---- Dataset excerpts

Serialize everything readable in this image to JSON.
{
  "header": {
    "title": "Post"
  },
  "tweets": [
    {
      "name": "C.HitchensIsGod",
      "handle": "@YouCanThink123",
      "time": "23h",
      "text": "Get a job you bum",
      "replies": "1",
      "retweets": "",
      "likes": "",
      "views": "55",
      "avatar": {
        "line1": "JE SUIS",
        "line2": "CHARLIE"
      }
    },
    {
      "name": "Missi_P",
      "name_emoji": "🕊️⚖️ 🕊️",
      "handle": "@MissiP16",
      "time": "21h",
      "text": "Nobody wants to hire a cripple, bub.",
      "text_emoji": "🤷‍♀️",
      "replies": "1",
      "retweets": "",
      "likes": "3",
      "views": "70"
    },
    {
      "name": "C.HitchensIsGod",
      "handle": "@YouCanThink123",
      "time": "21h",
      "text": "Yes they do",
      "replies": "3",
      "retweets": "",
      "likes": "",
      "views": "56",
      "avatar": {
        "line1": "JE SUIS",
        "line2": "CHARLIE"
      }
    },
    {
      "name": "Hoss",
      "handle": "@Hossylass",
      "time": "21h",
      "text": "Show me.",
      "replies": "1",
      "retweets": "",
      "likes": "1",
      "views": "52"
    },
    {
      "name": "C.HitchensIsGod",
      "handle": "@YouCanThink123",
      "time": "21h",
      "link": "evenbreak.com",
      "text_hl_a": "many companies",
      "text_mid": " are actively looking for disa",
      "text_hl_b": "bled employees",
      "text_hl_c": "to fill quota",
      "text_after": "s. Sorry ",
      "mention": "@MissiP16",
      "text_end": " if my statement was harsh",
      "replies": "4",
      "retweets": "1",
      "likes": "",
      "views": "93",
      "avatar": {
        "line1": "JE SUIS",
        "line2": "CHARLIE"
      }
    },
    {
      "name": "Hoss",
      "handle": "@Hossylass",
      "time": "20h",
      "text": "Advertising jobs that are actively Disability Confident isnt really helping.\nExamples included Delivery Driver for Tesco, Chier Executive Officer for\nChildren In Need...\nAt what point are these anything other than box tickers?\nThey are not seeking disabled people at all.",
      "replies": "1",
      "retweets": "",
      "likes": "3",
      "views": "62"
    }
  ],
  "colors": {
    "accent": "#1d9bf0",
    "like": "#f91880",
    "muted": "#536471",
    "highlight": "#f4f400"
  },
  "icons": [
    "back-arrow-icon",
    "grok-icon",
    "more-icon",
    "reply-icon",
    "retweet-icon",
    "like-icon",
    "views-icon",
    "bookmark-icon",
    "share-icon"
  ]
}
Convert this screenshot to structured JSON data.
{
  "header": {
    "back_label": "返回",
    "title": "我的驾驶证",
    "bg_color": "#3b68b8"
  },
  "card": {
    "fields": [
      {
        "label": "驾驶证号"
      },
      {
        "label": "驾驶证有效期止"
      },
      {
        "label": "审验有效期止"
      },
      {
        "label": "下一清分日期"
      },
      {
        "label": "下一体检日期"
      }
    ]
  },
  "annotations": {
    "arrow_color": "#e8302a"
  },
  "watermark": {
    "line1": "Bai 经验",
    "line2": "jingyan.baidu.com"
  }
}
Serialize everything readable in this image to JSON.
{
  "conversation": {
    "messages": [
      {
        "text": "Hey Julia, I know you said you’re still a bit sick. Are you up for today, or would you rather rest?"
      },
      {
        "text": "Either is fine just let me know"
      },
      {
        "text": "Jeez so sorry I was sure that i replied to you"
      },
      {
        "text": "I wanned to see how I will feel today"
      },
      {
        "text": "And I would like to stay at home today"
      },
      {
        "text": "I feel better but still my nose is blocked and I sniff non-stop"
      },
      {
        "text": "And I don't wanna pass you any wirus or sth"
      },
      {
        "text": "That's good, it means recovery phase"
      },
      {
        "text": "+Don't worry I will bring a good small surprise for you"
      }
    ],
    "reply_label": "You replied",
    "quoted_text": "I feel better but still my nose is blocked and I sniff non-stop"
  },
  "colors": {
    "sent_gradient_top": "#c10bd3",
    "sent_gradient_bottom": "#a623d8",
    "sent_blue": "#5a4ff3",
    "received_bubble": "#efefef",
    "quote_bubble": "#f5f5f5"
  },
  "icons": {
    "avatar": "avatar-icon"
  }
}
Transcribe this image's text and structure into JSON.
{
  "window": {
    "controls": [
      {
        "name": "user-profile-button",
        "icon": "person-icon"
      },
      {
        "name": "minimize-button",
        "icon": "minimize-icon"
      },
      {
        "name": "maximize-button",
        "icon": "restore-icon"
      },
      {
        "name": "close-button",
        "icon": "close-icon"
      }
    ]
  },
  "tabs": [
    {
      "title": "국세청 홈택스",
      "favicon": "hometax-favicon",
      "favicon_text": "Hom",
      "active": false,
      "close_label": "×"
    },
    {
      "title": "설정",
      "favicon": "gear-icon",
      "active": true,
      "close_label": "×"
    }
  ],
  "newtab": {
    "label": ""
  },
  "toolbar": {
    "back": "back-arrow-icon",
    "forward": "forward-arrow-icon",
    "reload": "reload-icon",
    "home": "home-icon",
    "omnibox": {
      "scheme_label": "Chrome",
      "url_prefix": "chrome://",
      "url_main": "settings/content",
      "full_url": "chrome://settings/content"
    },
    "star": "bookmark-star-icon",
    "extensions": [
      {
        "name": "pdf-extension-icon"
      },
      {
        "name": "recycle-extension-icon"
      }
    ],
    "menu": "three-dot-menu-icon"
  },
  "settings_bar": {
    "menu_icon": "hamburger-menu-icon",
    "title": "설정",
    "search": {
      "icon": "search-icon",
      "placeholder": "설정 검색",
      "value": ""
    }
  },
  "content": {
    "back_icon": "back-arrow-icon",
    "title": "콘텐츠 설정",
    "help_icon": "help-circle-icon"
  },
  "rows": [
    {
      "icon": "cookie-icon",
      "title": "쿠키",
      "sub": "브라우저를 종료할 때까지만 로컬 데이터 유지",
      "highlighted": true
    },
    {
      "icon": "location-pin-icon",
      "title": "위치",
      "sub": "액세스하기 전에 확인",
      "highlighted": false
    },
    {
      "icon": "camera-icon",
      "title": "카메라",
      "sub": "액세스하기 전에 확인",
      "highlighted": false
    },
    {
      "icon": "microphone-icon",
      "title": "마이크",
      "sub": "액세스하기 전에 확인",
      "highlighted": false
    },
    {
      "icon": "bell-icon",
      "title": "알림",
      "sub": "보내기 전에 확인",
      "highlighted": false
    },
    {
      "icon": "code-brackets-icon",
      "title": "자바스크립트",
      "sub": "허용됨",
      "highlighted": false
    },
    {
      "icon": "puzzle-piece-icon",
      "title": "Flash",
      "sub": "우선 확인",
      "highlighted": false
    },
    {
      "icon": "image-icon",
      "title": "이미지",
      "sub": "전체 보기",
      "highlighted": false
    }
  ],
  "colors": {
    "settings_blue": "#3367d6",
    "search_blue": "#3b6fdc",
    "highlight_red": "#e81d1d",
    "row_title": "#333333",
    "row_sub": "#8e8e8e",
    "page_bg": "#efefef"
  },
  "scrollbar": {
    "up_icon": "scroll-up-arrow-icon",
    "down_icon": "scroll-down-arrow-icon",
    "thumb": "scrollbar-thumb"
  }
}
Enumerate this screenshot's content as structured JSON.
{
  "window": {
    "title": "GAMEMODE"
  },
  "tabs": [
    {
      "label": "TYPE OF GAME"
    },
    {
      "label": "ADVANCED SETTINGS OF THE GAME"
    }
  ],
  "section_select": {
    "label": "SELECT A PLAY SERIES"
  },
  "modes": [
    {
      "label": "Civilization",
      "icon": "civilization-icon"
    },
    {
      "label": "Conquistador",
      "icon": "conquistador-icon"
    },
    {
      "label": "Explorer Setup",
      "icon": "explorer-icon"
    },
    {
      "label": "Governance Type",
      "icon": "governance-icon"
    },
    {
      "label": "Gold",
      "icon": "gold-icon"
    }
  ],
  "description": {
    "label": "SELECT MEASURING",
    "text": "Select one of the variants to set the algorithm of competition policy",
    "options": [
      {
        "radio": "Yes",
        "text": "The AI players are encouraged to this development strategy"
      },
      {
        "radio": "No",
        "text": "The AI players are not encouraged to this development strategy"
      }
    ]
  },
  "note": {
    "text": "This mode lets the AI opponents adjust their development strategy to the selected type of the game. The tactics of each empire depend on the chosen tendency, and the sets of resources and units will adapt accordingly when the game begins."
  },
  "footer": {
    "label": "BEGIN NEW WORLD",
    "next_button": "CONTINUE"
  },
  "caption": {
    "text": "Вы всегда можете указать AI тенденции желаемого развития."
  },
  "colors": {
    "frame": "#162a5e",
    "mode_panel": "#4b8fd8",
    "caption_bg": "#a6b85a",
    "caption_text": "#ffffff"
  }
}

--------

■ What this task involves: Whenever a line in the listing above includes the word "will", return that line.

■ Response area:
        "text": "I wanned to see how I will feel today"
        "text": "+Don't worry I will bring a good small surprise for you"
    "text": "This mode lets the AI opponents adjust their development strategy to the selected type of the game. The tactics of each empire depend on the chosen tendency, and the sets of resources and units will adapt accordingly when the game begins."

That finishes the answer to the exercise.